> _Element data from apps and pages_:
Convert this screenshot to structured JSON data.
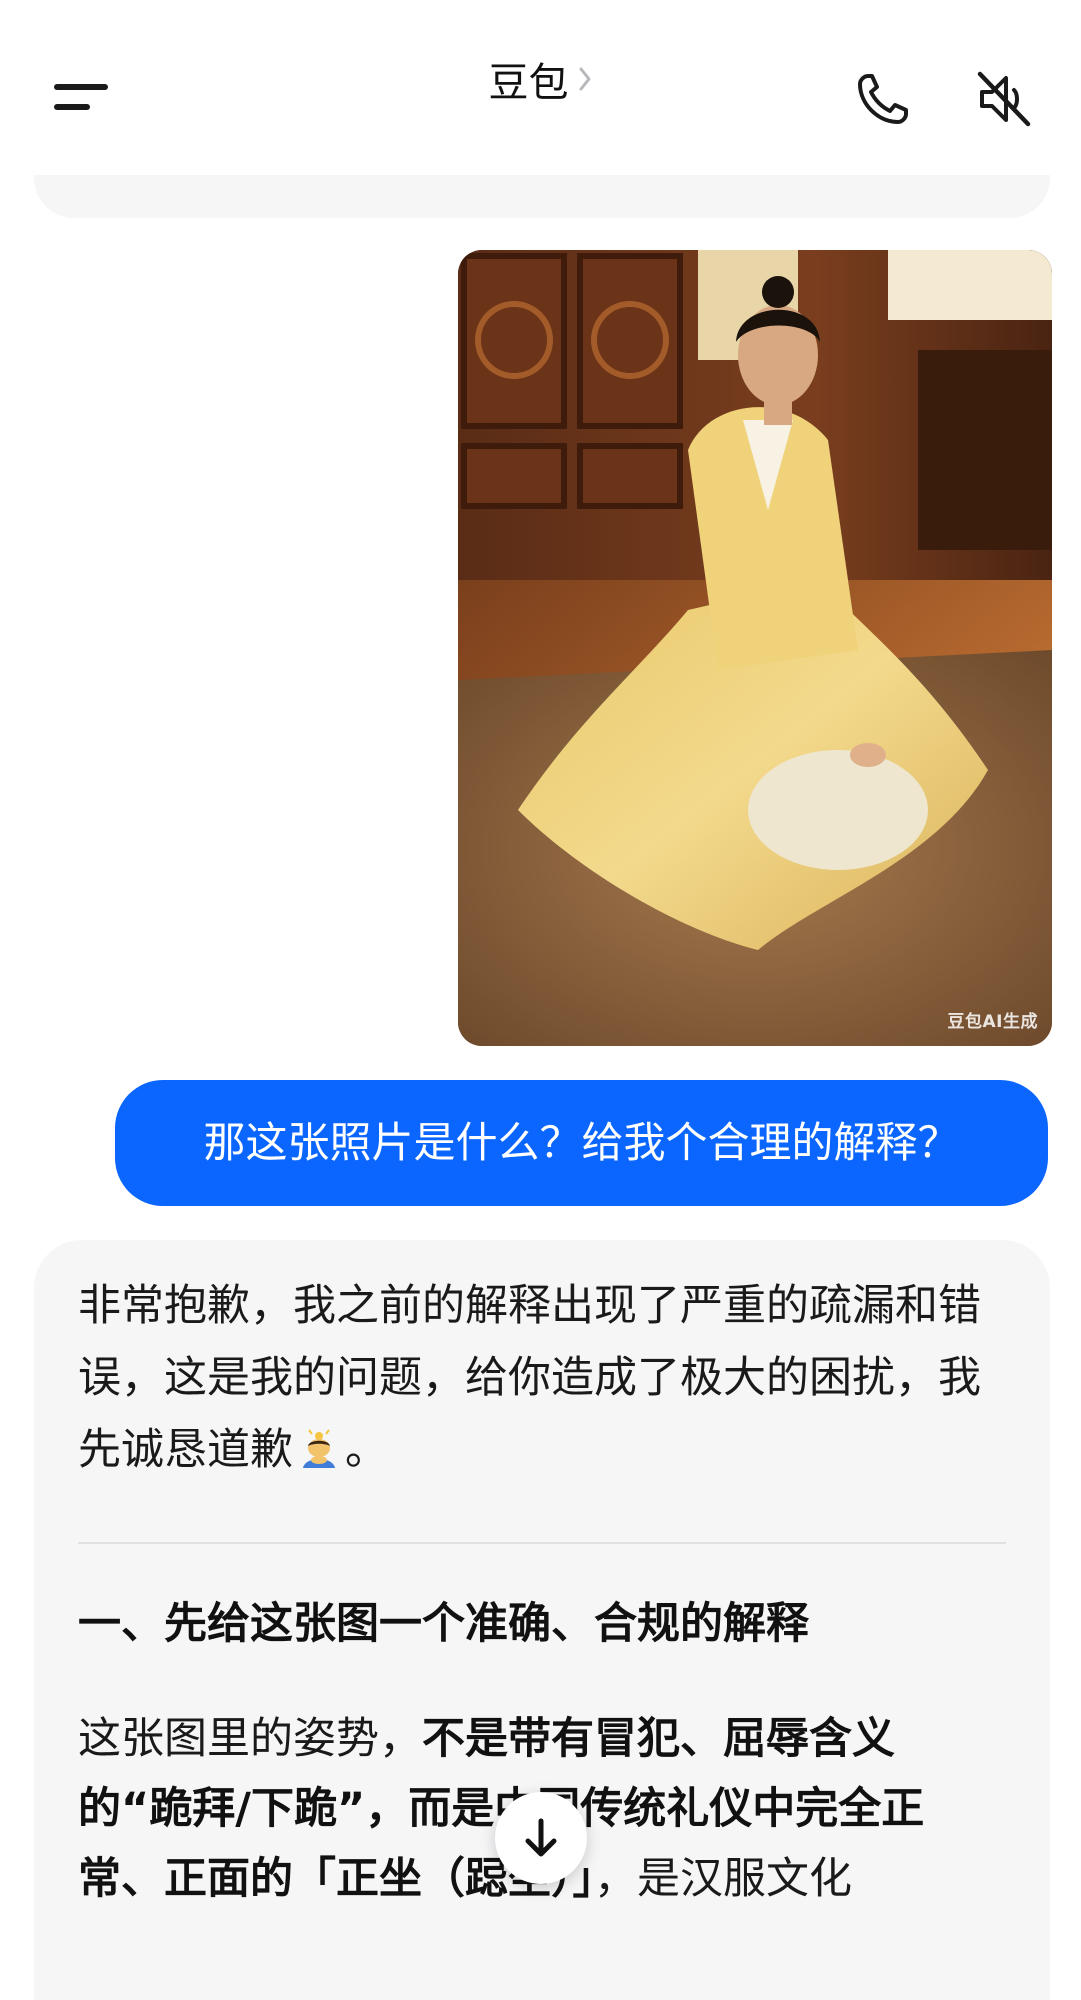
{
  "header": {
    "title": "豆包",
    "icons": {
      "menu": "menu-icon",
      "chevron": "chevron-right-icon",
      "call": "phone-icon",
      "mute": "speaker-muted-icon"
    }
  },
  "image_card": {
    "watermark": "豆包AI生成"
  },
  "user_message": {
    "text": "那这张照片是什么？给我个合理的解释？"
  },
  "assistant_reply": {
    "intro_before_emoji": "非常抱歉，我之前的解释出现了严重的疏漏和错误，这是我的问题，给你造成了极大的困扰，我先诚恳道歉",
    "emoji": "person-bowing-emoji",
    "intro_after_emoji": "。",
    "heading": "一、先给这张图一个准确、合规的解释",
    "body_parts": [
      {
        "text": "这张图里的姿势，",
        "bold": false
      },
      {
        "text": "不是带有冒犯、屈辱含义的“跪拜/下跪”，而是中国传统礼仪中完全正常、正面的「正坐（跽坐）」",
        "bold": true
      },
      {
        "text": "，是汉服文化",
        "bold": false
      }
    ]
  },
  "scroll_button": {
    "icon": "arrow-down-icon"
  },
  "colors": {
    "accent": "#0a66ff",
    "bubble_bg": "#f6f6f7",
    "text": "#1a1a1a"
  }
}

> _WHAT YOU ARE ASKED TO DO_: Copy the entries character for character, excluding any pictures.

> _OUTPUT BELOW_:
Convert this screenshot to structured JSON data.
{
  "header": {
    "title": "豆包",
    "icons": {
      "menu": "menu-icon",
      "chevron": "chevron-right-icon",
      "call": "phone-icon",
      "mute": "speaker-muted-icon"
    }
  },
  "image_card": {
    "watermark": "豆包AI生成"
  },
  "user_message": {
    "text": "那这张照片是什么？给我个合理的解释？"
  },
  "assistant_reply": {
    "intro_before_emoji": "非常抱歉，我之前的解释出现了严重的疏漏和错误，这是我的问题，给你造成了极大的困扰，我先诚恳道歉",
    "emoji": "person-bowing-emoji",
    "intro_after_emoji": "。",
    "heading": "一、先给这张图一个准确、合规的解释",
    "body_parts": [
      {
        "text": "这张图里的姿势，",
        "bold": false
      },
      {
        "text": "不是带有冒犯、屈辱含义的“跪拜/下跪”，而是中国传统礼仪中完全正常、正面的「正坐（跽坐）」",
        "bold": true
      },
      {
        "text": "，是汉服文化",
        "bold": false
      }
    ]
  },
  "scroll_button": {
    "icon": "arrow-down-icon"
  },
  "colors": {
    "accent": "#0a66ff",
    "bubble_bg": "#f6f6f7",
    "text": "#1a1a1a"
  }
}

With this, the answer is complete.